* [Data about app and page elements]:
────

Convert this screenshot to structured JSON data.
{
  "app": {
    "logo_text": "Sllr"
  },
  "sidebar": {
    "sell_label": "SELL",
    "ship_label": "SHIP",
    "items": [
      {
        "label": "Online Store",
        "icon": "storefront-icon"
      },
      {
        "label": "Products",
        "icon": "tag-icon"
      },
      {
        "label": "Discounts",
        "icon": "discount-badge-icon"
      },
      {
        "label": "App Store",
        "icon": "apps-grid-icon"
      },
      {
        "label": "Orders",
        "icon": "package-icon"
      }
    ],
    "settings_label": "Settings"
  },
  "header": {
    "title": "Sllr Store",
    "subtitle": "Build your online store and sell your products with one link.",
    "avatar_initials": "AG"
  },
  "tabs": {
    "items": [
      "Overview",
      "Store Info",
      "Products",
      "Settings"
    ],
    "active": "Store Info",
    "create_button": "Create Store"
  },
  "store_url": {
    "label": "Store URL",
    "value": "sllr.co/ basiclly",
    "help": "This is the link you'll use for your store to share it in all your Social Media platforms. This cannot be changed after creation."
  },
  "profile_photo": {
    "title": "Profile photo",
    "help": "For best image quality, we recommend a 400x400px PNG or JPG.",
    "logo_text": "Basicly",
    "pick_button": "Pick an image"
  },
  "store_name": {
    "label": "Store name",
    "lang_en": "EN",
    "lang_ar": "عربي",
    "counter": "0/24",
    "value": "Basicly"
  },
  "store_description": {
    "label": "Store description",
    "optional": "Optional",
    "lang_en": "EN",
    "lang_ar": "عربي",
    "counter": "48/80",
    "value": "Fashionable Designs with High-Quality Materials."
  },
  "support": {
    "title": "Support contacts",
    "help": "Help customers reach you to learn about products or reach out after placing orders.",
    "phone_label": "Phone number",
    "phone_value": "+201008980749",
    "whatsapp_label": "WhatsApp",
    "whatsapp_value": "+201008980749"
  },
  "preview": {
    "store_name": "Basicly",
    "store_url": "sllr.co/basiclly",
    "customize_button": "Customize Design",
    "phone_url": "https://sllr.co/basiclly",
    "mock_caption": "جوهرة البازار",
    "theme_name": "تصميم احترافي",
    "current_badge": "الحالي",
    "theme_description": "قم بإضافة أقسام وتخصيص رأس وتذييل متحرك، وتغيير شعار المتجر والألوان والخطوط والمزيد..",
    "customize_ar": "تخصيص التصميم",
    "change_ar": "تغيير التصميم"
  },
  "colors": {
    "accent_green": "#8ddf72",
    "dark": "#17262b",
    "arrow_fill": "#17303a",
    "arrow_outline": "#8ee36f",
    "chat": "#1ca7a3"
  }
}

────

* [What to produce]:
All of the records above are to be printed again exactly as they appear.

* [Exercise response]:
Convert this screenshot to structured JSON data.
{
  "app": {
    "logo_text": "Sllr"
  },
  "sidebar": {
    "sell_label": "SELL",
    "ship_label": "SHIP",
    "items": [
      {
        "label": "Online Store",
        "icon": "storefront-icon"
      },
      {
        "label": "Products",
        "icon": "tag-icon"
      },
      {
        "label": "Discounts",
        "icon": "discount-badge-icon"
      },
      {
        "label": "App Store",
        "icon": "apps-grid-icon"
      },
      {
        "label": "Orders",
        "icon": "package-icon"
      }
    ],
    "settings_label": "Settings"
  },
  "header": {
    "title": "Sllr Store",
    "subtitle": "Build your online store and sell your products with one link.",
    "avatar_initials": "AG"
  },
  "tabs": {
    "items": [
      "Overview",
      "Store Info",
      "Products",
      "Settings"
    ],
    "active": "Store Info",
    "create_button": "Create Store"
  },
  "store_url": {
    "label": "Store URL",
    "value": "sllr.co/ basiclly",
    "help": "This is the link you'll use for your store to share it in all your Social Media platforms. This cannot be changed after creation."
  },
  "profile_photo": {
    "title": "Profile photo",
    "help": "For best image quality, we recommend a 400x400px PNG or JPG.",
    "logo_text": "Basicly",
    "pick_button": "Pick an image"
  },
  "store_name": {
    "label": "Store name",
    "lang_en": "EN",
    "lang_ar": "عربي",
    "counter": "0/24",
    "value": "Basicly"
  },
  "store_description": {
    "label": "Store description",
    "optional": "Optional",
    "lang_en": "EN",
    "lang_ar": "عربي",
    "counter": "48/80",
    "value": "Fashionable Designs with High-Quality Materials."
  },
  "support": {
    "title": "Support contacts",
    "help": "Help customers reach you to learn about products or reach out after placing orders.",
    "phone_label": "Phone number",
    "phone_value": "+201008980749",
    "whatsapp_label": "WhatsApp",
    "whatsapp_value": "+201008980749"
  },
  "preview": {
    "store_name": "Basicly",
    "store_url": "sllr.co/basiclly",
    "customize_button": "Customize Design",
    "phone_url": "https://sllr.co/basiclly",
    "mock_caption": "جوهرة البازار",
    "theme_name": "تصميم احترافي",
    "current_badge": "الحالي",
    "theme_description": "قم بإضافة أقسام وتخصيص رأس وتذييل متحرك، وتغيير شعار المتجر والألوان والخطوط والمزيد..",
    "customize_ar": "تخصيص التصميم",
    "change_ar": "تغيير التصميم"
  },
  "colors": {
    "accent_green": "#8ddf72",
    "dark": "#17262b",
    "arrow_fill": "#17303a",
    "arrow_outline": "#8ee36f",
    "chat": "#1ca7a3"
  }
}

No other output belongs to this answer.